DATA >>

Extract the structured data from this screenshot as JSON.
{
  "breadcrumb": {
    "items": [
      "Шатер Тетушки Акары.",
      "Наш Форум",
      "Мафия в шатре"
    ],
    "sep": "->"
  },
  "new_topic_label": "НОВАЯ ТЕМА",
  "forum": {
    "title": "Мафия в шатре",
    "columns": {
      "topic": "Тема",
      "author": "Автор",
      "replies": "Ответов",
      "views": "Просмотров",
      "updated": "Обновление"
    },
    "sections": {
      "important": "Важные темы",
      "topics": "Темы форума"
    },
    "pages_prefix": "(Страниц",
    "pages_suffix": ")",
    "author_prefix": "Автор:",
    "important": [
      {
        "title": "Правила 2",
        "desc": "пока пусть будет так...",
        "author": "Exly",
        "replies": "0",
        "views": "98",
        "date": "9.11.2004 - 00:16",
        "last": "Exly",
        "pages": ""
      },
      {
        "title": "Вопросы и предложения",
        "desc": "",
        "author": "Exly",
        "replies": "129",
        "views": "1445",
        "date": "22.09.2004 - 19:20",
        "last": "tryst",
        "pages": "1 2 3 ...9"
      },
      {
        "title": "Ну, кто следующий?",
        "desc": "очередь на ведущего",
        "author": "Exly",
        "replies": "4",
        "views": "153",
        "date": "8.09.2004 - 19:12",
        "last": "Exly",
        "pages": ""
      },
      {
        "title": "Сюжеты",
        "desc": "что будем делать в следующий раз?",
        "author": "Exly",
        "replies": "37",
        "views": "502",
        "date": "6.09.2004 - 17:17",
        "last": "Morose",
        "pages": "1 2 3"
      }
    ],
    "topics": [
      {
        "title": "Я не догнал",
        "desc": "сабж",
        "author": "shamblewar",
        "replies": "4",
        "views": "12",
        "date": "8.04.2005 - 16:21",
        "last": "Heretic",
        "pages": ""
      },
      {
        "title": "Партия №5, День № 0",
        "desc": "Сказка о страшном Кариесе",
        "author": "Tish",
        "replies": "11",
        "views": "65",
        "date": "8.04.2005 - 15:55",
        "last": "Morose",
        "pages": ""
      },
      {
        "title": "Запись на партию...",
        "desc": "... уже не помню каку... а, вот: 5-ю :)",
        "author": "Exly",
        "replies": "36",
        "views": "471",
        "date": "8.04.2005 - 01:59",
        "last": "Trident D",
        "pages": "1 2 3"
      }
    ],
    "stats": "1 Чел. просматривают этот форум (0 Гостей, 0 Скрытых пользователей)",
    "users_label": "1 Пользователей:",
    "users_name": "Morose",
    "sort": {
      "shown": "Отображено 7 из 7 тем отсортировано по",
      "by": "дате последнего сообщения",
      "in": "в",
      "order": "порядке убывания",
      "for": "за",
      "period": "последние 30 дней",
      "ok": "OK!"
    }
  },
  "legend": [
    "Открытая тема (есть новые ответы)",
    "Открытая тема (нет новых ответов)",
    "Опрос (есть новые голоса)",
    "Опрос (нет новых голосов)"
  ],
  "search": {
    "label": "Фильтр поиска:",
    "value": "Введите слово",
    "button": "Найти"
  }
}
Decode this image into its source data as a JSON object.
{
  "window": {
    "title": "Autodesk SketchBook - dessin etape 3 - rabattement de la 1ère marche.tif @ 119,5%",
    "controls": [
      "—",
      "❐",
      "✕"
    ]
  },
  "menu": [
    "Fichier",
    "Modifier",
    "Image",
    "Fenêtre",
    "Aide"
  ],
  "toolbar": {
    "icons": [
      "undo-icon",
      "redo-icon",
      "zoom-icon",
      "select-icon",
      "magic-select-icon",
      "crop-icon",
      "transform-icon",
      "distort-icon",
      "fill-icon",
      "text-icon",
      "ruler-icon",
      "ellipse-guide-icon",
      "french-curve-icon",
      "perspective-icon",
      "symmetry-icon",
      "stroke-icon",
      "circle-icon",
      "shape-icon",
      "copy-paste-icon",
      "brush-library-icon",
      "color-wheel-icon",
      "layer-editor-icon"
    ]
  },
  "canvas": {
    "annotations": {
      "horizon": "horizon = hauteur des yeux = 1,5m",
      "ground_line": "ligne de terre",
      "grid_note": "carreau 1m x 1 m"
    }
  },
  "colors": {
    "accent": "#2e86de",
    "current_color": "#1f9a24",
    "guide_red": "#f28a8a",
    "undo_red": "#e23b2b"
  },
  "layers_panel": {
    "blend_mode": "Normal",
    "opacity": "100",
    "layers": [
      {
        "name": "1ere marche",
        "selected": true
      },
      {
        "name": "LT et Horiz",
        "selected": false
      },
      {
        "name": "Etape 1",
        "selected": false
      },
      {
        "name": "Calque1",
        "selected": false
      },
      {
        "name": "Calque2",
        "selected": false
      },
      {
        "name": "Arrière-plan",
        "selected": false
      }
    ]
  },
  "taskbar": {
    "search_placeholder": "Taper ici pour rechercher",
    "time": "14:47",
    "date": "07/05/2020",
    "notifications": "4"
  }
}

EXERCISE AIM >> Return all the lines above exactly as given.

ANSWER TO THIS PROBLEM >>
Extract the structured data from this screenshot as JSON.
{
  "breadcrumb": {
    "items": [
      "Шатер Тетушки Акары.",
      "Наш Форум",
      "Мафия в шатре"
    ],
    "sep": "->"
  },
  "new_topic_label": "НОВАЯ ТЕМА",
  "forum": {
    "title": "Мафия в шатре",
    "columns": {
      "topic": "Тема",
      "author": "Автор",
      "replies": "Ответов",
      "views": "Просмотров",
      "updated": "Обновление"
    },
    "sections": {
      "important": "Важные темы",
      "topics": "Темы форума"
    },
    "pages_prefix": "(Страниц",
    "pages_suffix": ")",
    "author_prefix": "Автор:",
    "important": [
      {
        "title": "Правила 2",
        "desc": "пока пусть будет так...",
        "author": "Exly",
        "replies": "0",
        "views": "98",
        "date": "9.11.2004 - 00:16",
        "last": "Exly",
        "pages": ""
      },
      {
        "title": "Вопросы и предложения",
        "desc": "",
        "author": "Exly",
        "replies": "129",
        "views": "1445",
        "date": "22.09.2004 - 19:20",
        "last": "tryst",
        "pages": "1 2 3 ...9"
      },
      {
        "title": "Ну, кто следующий?",
        "desc": "очередь на ведущего",
        "author": "Exly",
        "replies": "4",
        "views": "153",
        "date": "8.09.2004 - 19:12",
        "last": "Exly",
        "pages": ""
      },
      {
        "title": "Сюжеты",
        "desc": "что будем делать в следующий раз?",
        "author": "Exly",
        "replies": "37",
        "views": "502",
        "date": "6.09.2004 - 17:17",
        "last": "Morose",
        "pages": "1 2 3"
      }
    ],
    "topics": [
      {
        "title": "Я не догнал",
        "desc": "сабж",
        "author": "shamblewar",
        "replies": "4",
        "views": "12",
        "date": "8.04.2005 - 16:21",
        "last": "Heretic",
        "pages": ""
      },
      {
        "title": "Партия №5, День № 0",
        "desc": "Сказка о страшном Кариесе",
        "author": "Tish",
        "replies": "11",
        "views": "65",
        "date": "8.04.2005 - 15:55",
        "last": "Morose",
        "pages": ""
      },
      {
        "title": "Запись на партию...",
        "desc": "... уже не помню каку... а, вот: 5-ю :)",
        "author": "Exly",
        "replies": "36",
        "views": "471",
        "date": "8.04.2005 - 01:59",
        "last": "Trident D",
        "pages": "1 2 3"
      }
    ],
    "stats": "1 Чел. просматривают этот форум (0 Гостей, 0 Скрытых пользователей)",
    "users_label": "1 Пользователей:",
    "users_name": "Morose",
    "sort": {
      "shown": "Отображено 7 из 7 тем отсортировано по",
      "by": "дате последнего сообщения",
      "in": "в",
      "order": "порядке убывания",
      "for": "за",
      "period": "последние 30 дней",
      "ok": "OK!"
    }
  },
  "legend": [
    "Открытая тема (есть новые ответы)",
    "Открытая тема (нет новых ответов)",
    "Опрос (есть новые голоса)",
    "Опрос (нет новых голосов)"
  ],
  "search": {
    "label": "Фильтр поиска:",
    "value": "Введите слово",
    "button": "Найти"
  }
}
Decode this image into its source data as a JSON object.
{
  "window": {
    "title": "Autodesk SketchBook - dessin etape 3 - rabattement de la 1ère marche.tif @ 119,5%",
    "controls": [
      "—",
      "❐",
      "✕"
    ]
  },
  "menu": [
    "Fichier",
    "Modifier",
    "Image",
    "Fenêtre",
    "Aide"
  ],
  "toolbar": {
    "icons": [
      "undo-icon",
      "redo-icon",
      "zoom-icon",
      "select-icon",
      "magic-select-icon",
      "crop-icon",
      "transform-icon",
      "distort-icon",
      "fill-icon",
      "text-icon",
      "ruler-icon",
      "ellipse-guide-icon",
      "french-curve-icon",
      "perspective-icon",
      "symmetry-icon",
      "stroke-icon",
      "circle-icon",
      "shape-icon",
      "copy-paste-icon",
      "brush-library-icon",
      "color-wheel-icon",
      "layer-editor-icon"
    ]
  },
  "canvas": {
    "annotations": {
      "horizon": "horizon = hauteur des yeux = 1,5m",
      "ground_line": "ligne de terre",
      "grid_note": "carreau 1m x 1 m"
    }
  },
  "colors": {
    "accent": "#2e86de",
    "current_color": "#1f9a24",
    "guide_red": "#f28a8a",
    "undo_red": "#e23b2b"
  },
  "layers_panel": {
    "blend_mode": "Normal",
    "opacity": "100",
    "layers": [
      {
        "name": "1ere marche",
        "selected": true
      },
      {
        "name": "LT et Horiz",
        "selected": false
      },
      {
        "name": "Etape 1",
        "selected": false
      },
      {
        "name": "Calque1",
        "selected": false
      },
      {
        "name": "Calque2",
        "selected": false
      },
      {
        "name": "Arrière-plan",
        "selected": false
      }
    ]
  },
  "taskbar": {
    "search_placeholder": "Taper ici pour rechercher",
    "time": "14:47",
    "date": "07/05/2020",
    "notifications": "4"
  }
}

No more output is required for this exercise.